Friday, February 15, 2008

The power of saving and discipline

I wanted to share two motivational stories today. I often hear that it is too hard to save, or that wealthy people get the breaks or are lucky. Some people tell me that no matter how hard they work, they can't seem to get ahead (while they are sipping a latte, as they get into the brand new fleeced...I mean car they just got. Well, these two stories show what you can accomplish, if you have the right mindset.

Our first one is the story of Adam Shepard. Adam decided to try an experiment after graduating college. He wanted to see if the "American Dream" was still alive. Adam moved to another city, with the clothes on his back, and $25 in his pocket. His goal was to have an apartment, a vehicle and some money in savings, all within 12 months. Part of his experiment included the restrictions of not using and friends or family or previous aquaintances for help, nor did he rely on his college education, as he purposely left it off any job application.

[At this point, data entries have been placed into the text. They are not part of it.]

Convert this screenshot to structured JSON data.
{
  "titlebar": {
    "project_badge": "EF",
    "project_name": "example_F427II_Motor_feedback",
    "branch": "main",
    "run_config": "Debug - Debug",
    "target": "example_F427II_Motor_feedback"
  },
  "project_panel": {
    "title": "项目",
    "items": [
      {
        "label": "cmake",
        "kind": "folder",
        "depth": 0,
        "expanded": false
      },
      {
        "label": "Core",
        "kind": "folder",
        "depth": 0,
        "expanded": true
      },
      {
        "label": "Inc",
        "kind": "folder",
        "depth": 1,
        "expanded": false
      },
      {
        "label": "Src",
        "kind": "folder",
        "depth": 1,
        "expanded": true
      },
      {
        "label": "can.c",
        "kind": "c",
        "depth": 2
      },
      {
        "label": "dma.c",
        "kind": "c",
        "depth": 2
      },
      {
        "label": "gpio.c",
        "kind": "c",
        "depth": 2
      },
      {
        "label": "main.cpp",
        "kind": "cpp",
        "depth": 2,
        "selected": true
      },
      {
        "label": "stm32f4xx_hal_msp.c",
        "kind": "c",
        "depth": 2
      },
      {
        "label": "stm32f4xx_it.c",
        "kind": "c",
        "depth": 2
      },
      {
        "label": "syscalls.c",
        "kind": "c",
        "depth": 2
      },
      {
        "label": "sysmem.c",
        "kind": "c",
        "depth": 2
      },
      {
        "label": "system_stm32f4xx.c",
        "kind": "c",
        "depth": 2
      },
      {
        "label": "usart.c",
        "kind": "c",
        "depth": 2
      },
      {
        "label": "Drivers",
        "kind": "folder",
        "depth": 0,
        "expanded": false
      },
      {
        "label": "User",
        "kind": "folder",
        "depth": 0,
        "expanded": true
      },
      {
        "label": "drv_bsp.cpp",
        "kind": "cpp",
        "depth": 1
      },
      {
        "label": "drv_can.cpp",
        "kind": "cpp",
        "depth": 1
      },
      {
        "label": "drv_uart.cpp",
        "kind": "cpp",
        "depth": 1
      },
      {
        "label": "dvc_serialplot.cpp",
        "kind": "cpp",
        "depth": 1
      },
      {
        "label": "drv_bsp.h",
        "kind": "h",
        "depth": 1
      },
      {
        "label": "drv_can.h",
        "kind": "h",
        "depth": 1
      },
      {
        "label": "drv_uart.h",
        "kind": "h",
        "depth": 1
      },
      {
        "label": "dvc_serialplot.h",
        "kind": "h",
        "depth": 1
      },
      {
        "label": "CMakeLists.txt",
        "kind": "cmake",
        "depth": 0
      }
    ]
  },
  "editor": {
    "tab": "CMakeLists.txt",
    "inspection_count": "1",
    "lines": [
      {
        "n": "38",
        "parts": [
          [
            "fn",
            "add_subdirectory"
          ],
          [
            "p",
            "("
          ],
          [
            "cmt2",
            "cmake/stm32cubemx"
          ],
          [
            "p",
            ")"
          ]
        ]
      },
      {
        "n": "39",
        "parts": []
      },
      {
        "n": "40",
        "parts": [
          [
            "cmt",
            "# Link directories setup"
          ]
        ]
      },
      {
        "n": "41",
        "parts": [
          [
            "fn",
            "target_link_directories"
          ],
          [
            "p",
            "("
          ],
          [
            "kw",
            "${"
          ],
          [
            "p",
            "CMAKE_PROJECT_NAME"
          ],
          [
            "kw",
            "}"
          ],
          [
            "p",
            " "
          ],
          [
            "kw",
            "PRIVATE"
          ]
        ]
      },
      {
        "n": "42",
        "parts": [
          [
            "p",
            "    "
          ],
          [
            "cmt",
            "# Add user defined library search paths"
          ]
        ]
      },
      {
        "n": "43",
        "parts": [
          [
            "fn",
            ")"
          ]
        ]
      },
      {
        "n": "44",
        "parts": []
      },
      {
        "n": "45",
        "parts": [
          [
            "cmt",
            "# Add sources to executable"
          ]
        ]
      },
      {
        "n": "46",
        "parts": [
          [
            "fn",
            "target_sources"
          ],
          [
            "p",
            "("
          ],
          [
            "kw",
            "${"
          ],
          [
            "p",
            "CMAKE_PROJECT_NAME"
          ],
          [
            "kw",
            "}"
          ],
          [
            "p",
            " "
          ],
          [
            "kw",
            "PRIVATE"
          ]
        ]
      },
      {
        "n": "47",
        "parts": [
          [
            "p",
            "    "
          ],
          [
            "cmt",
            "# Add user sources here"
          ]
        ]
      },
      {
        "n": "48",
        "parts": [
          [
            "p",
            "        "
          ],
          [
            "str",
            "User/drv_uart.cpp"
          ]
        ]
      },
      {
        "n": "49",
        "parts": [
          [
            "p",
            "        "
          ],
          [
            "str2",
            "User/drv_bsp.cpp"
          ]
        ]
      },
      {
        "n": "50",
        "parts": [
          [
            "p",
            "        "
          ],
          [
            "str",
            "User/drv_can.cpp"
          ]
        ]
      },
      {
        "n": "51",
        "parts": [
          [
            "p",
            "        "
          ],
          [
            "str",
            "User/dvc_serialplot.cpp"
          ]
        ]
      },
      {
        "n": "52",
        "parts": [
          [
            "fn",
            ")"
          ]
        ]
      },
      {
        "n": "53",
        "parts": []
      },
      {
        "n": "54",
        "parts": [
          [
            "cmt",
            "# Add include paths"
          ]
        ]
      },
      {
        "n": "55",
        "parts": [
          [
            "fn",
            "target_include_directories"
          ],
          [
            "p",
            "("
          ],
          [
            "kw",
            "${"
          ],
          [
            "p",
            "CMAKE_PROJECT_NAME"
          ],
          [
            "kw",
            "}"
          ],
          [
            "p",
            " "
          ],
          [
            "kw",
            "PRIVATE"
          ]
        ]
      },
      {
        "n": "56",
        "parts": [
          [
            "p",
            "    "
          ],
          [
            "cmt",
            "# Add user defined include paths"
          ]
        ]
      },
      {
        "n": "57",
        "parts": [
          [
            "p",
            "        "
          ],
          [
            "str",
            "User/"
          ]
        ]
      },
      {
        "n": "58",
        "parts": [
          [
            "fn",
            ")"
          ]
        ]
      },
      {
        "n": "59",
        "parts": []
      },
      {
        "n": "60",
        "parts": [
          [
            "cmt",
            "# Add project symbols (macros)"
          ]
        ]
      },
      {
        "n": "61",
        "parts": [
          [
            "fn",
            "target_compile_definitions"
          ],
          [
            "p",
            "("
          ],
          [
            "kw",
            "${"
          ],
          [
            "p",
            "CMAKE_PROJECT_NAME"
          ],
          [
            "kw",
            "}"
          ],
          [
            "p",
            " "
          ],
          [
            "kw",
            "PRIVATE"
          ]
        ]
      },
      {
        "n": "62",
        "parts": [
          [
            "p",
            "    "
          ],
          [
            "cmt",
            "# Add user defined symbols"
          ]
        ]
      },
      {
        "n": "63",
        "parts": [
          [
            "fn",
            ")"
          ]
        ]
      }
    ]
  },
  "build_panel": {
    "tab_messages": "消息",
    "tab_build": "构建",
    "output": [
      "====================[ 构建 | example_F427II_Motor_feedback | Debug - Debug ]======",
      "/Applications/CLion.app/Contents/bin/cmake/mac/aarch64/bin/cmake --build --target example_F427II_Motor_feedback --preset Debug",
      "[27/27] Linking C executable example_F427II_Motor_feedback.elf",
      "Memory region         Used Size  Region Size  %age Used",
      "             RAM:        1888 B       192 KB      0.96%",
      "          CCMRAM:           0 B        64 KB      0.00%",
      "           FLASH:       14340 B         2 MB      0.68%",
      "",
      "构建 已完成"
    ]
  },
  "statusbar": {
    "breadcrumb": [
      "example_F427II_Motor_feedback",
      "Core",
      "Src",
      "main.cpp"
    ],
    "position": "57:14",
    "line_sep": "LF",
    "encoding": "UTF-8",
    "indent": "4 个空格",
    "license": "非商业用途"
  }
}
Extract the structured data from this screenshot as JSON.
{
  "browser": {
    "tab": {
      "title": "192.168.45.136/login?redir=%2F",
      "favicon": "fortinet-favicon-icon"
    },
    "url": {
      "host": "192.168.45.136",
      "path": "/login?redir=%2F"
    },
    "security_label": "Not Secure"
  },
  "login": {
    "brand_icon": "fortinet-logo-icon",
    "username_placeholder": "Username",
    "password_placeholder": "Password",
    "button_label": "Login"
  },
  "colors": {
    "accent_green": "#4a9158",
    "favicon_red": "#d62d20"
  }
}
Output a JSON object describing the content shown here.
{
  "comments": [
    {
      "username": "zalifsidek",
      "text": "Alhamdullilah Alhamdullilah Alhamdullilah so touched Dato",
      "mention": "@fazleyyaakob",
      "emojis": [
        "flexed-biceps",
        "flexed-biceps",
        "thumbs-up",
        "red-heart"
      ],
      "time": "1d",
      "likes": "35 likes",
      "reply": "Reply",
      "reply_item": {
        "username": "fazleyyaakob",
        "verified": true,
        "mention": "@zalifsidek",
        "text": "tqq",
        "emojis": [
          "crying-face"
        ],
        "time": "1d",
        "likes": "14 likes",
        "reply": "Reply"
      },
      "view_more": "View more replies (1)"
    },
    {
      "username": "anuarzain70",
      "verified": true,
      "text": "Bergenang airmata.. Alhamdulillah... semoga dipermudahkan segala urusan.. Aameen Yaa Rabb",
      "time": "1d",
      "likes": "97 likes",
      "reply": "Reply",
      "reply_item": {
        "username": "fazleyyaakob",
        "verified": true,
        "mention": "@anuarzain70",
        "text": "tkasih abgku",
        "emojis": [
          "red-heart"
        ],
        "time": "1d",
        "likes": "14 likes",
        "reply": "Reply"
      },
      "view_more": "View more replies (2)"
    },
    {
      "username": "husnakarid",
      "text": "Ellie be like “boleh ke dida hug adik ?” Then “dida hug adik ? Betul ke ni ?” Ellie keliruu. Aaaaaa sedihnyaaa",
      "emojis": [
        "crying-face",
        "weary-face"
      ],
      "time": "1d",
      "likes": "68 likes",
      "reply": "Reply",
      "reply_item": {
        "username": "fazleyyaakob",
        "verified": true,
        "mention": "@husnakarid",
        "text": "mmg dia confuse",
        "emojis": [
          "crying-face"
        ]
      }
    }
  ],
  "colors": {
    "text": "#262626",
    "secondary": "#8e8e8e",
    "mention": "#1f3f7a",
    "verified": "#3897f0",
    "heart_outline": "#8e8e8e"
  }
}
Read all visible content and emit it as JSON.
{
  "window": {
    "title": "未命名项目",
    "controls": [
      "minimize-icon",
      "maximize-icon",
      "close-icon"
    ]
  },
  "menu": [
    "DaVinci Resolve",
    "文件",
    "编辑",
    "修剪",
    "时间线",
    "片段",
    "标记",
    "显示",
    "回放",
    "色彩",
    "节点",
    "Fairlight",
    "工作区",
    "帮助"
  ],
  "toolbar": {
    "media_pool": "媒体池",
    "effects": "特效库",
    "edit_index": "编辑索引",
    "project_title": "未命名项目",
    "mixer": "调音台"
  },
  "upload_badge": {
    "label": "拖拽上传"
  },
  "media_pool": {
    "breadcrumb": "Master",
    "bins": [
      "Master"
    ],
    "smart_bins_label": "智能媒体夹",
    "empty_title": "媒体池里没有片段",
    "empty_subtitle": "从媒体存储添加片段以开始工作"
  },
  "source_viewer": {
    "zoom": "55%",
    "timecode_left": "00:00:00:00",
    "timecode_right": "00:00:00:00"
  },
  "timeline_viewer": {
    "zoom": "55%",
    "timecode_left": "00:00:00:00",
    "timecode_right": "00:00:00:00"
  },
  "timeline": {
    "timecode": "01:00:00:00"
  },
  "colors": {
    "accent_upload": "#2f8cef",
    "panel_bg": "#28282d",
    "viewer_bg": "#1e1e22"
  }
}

Adam lived in a shelter for over two months. He worked odd jobs, and worked his way into a steady full-time job. Two months before his twelve month deadline, he surpassed his goal...Adam had an apartment, a vehicle he owned, and several thousand dollars in his savings account. Adam showed that by living within your means, and saving, you can get ahead. The key, is living within your means, which means living on less then what you make.

Story two focuses on Lance Roberts, of Houston. Lance is worth several million dollars now, but he was homeless to begin with. He lived out of his pick-up truck for two years, parking behind a fitness gym at night to sleep. Now, he works as a radio talk show host and money manager. His advice is to pay yourself first, and save 40% of your income, and live off 60%. Strong advice, and not easy, but a worthy goal to shoot for. Lance actually lives on less than 40%, and saves 60% (but granted, it's easier to do, when your worth several million dollars). His next piece of advice is to get rid of credit cards...the debtor is slave to the lender. Can I get an amen? Lance also makes a great point, using watches as an example. As much money as he is worth, he says he will never buy a Rolex. Why? Sure, he can afford it, he says, but he doesn't need is a waste of money. A $20 watch tells times just as well as a Rolex. Lance points out, most people, when they make more money, spend it. They buy bigger homes, nicer clothes, and newer,bigger cars. If you live the same way, you'll never make it, but if you keep and maintain a lifestyle within your means, and put that extra money into savings or paying off debt (while not creating more debt), you will get ahead.

So what can learn from these two examples? People who struggle with money, as a rule, are not held down by the government, some evil corporate entity, or a string of bad luck. No, the thing holding people back, is something closer to home...themselves.


qualityjohn said...

To deny your self pleasures does not hurt when you make the choice. It is only when pleasures are denied that the desire to have is overwhelming.

When you make a goal and save to reach that goal, the pleasure is two fold. One is the sense of accomplishment and the other is in the pleasure of enjoying it.

Steve said...

QJ, your right, sometimes denying oneself something in the short term is not as painful as being denied something by a third party or circumstances beyond our control. And nothing beats the feeling of accomplishment from hard work and dedication.